> **EXERCISE INSTRUCTIONS**
Do any lines in the data below contain "Sleeve"? If so, copy every one of them.

(App and web page records)
§

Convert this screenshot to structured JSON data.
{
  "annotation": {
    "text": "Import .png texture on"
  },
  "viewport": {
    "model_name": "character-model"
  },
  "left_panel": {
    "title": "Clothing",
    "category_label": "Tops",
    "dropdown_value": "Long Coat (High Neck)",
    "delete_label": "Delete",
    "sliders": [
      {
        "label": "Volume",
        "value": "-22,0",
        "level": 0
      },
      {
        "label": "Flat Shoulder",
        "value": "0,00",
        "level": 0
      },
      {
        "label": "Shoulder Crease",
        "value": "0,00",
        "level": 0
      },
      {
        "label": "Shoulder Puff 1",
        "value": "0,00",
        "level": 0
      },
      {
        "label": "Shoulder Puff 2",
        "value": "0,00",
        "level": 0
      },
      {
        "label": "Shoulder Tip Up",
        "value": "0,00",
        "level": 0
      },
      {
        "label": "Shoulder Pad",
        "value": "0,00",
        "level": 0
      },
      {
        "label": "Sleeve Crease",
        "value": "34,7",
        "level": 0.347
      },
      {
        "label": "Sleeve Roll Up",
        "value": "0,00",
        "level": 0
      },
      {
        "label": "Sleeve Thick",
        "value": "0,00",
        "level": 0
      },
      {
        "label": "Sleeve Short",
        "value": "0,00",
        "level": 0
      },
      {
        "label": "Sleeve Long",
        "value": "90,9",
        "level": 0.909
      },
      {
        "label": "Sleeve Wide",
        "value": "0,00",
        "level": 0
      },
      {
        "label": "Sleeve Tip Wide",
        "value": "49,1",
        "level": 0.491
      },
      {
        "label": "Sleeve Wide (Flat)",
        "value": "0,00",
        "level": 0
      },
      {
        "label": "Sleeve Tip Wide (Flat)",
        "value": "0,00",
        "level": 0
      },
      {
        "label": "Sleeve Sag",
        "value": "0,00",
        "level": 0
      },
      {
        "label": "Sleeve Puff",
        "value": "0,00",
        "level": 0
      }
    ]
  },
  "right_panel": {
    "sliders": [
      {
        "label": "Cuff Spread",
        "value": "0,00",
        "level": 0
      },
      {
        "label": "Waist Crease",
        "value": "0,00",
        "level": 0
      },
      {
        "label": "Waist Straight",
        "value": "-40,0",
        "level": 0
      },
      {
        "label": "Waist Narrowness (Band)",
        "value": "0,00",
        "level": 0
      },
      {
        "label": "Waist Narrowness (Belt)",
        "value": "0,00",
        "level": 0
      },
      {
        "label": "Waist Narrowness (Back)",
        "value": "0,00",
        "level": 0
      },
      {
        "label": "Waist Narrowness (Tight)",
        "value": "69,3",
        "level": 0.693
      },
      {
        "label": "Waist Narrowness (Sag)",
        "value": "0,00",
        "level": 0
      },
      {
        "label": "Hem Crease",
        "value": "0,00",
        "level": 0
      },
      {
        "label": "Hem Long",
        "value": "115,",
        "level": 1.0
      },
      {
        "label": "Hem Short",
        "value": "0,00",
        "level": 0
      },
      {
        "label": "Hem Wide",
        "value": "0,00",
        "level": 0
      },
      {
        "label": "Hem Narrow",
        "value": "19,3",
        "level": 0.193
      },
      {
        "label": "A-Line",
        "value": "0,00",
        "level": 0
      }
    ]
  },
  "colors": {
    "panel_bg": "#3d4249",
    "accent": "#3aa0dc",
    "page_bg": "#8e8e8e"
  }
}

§

> **TASK RESULT**
        "label": "Sleeve Crease",
        "label": "Sleeve Roll Up",
        "label": "Sleeve Thick",
        "label": "Sleeve Short",
        "label": "Sleeve Long",
        "label": "Sleeve Wide",
        "label": "Sleeve Tip Wide",
        "label": "Sleeve Wide (Flat)",
        "label": "Sleeve Tip Wide (Flat)",
        "label": "Sleeve Sag",
        "label": "Sleeve Puff",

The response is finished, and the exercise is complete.